• What you need to do: Your task is to restate every entry below word for word and omit the images.

(Stored items)
((

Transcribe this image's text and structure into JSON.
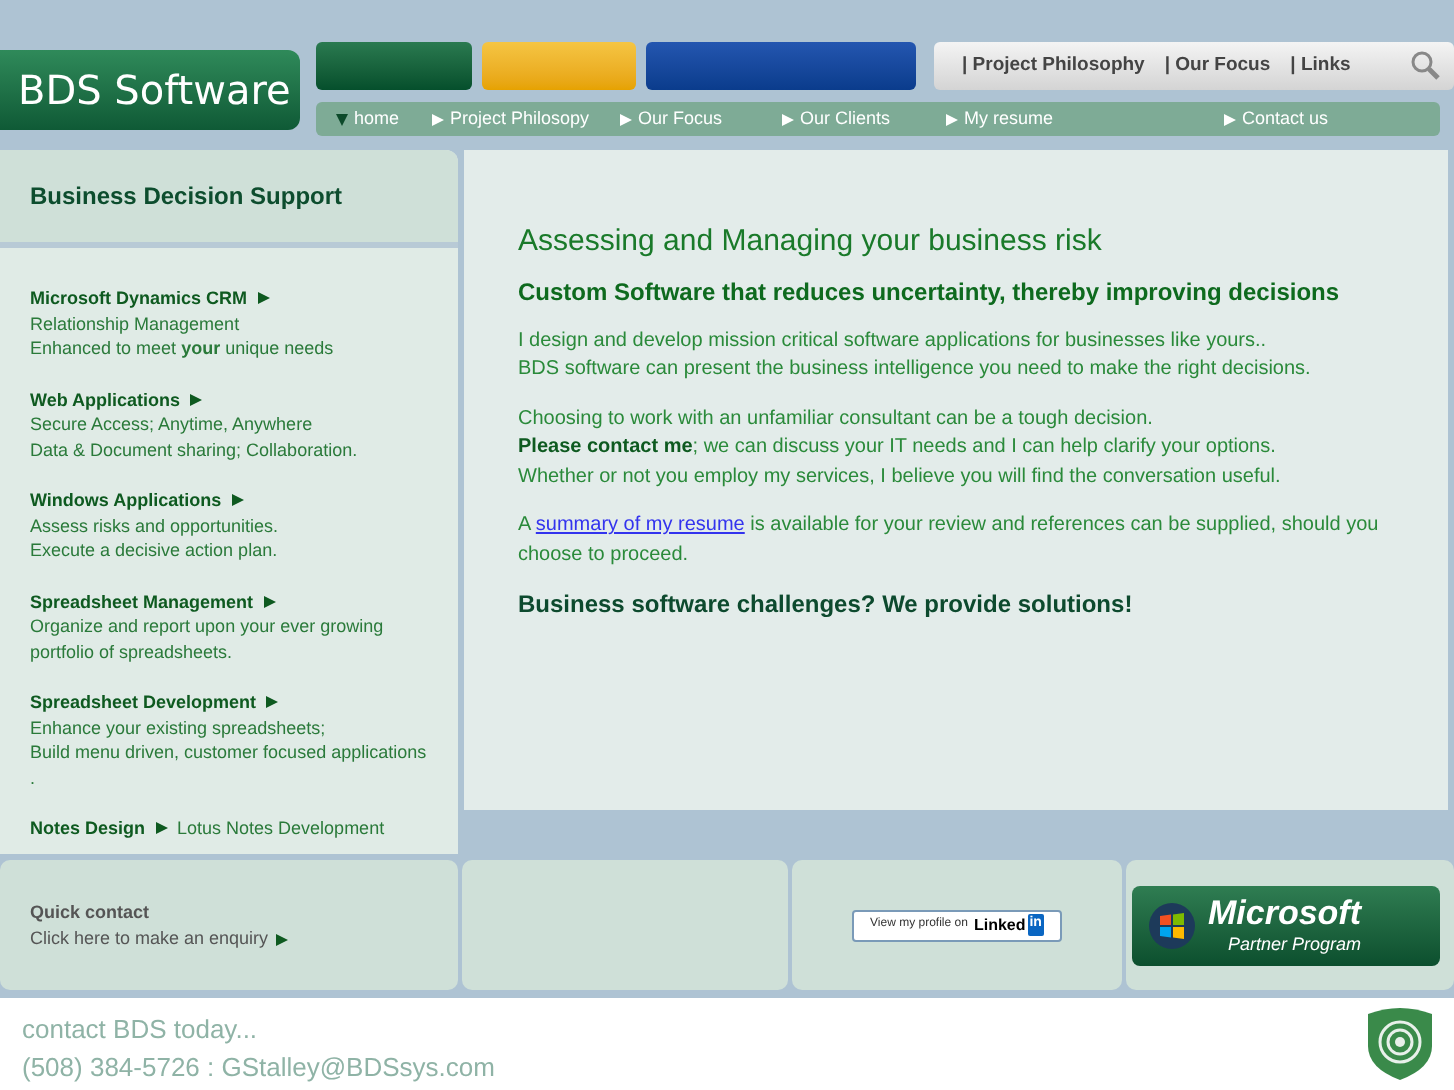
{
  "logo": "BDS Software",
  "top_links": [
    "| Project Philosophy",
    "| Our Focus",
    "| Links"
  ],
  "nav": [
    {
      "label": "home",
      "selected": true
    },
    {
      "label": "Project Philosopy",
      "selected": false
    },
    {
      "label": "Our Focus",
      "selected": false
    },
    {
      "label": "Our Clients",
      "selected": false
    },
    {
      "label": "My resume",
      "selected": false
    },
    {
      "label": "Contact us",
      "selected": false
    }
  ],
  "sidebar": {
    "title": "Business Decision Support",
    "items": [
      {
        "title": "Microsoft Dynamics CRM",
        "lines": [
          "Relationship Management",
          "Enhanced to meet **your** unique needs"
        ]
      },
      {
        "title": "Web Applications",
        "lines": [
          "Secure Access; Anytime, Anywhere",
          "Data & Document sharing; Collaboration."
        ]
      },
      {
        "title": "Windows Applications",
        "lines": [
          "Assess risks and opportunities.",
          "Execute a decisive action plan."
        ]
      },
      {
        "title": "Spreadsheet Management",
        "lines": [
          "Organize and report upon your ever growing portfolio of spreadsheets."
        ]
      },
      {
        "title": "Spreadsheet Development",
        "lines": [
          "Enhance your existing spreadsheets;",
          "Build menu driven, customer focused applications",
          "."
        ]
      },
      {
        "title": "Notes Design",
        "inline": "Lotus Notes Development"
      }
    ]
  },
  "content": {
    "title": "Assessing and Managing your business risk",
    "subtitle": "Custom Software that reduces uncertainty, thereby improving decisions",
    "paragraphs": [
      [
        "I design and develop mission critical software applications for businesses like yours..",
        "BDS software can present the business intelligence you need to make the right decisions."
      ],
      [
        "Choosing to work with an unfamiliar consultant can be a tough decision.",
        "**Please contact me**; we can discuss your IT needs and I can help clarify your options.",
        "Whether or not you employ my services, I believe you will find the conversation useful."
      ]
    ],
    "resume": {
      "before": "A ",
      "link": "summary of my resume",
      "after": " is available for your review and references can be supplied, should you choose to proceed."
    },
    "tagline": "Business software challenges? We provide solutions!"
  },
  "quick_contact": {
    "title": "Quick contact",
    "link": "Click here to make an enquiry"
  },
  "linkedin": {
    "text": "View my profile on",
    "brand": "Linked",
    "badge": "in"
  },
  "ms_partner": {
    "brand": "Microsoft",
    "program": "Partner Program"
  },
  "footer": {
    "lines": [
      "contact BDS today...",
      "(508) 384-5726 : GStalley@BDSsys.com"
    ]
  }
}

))

• Exercise result:
Transcribe this image's text and structure into JSON.
{
  "logo": "BDS Software",
  "top_links": [
    "| Project Philosophy",
    "| Our Focus",
    "| Links"
  ],
  "nav": [
    {
      "label": "home",
      "selected": true
    },
    {
      "label": "Project Philosopy",
      "selected": false
    },
    {
      "label": "Our Focus",
      "selected": false
    },
    {
      "label": "Our Clients",
      "selected": false
    },
    {
      "label": "My resume",
      "selected": false
    },
    {
      "label": "Contact us",
      "selected": false
    }
  ],
  "sidebar": {
    "title": "Business Decision Support",
    "items": [
      {
        "title": "Microsoft Dynamics CRM",
        "lines": [
          "Relationship Management",
          "Enhanced to meet **your** unique needs"
        ]
      },
      {
        "title": "Web Applications",
        "lines": [
          "Secure Access; Anytime, Anywhere",
          "Data & Document sharing; Collaboration."
        ]
      },
      {
        "title": "Windows Applications",
        "lines": [
          "Assess risks and opportunities.",
          "Execute a decisive action plan."
        ]
      },
      {
        "title": "Spreadsheet Management",
        "lines": [
          "Organize and report upon your ever growing portfolio of spreadsheets."
        ]
      },
      {
        "title": "Spreadsheet Development",
        "lines": [
          "Enhance your existing spreadsheets;",
          "Build menu driven, customer focused applications",
          "."
        ]
      },
      {
        "title": "Notes Design",
        "inline": "Lotus Notes Development"
      }
    ]
  },
  "content": {
    "title": "Assessing and Managing your business risk",
    "subtitle": "Custom Software that reduces uncertainty, thereby improving decisions",
    "paragraphs": [
      [
        "I design and develop mission critical software applications for businesses like yours..",
        "BDS software can present the business intelligence you need to make the right decisions."
      ],
      [
        "Choosing to work with an unfamiliar consultant can be a tough decision.",
        "**Please contact me**; we can discuss your IT needs and I can help clarify your options.",
        "Whether or not you employ my services, I believe you will find the conversation useful."
      ]
    ],
    "resume": {
      "before": "A ",
      "link": "summary of my resume",
      "after": " is available for your review and references can be supplied, should you choose to proceed."
    },
    "tagline": "Business software challenges? We provide solutions!"
  },
  "quick_contact": {
    "title": "Quick contact",
    "link": "Click here to make an enquiry"
  },
  "linkedin": {
    "text": "View my profile on",
    "brand": "Linked",
    "badge": "in"
  },
  "ms_partner": {
    "brand": "Microsoft",
    "program": "Partner Program"
  },
  "footer": {
    "lines": [
      "contact BDS today...",
      "(508) 384-5726 : GStalley@BDSsys.com"
    ]
  }
}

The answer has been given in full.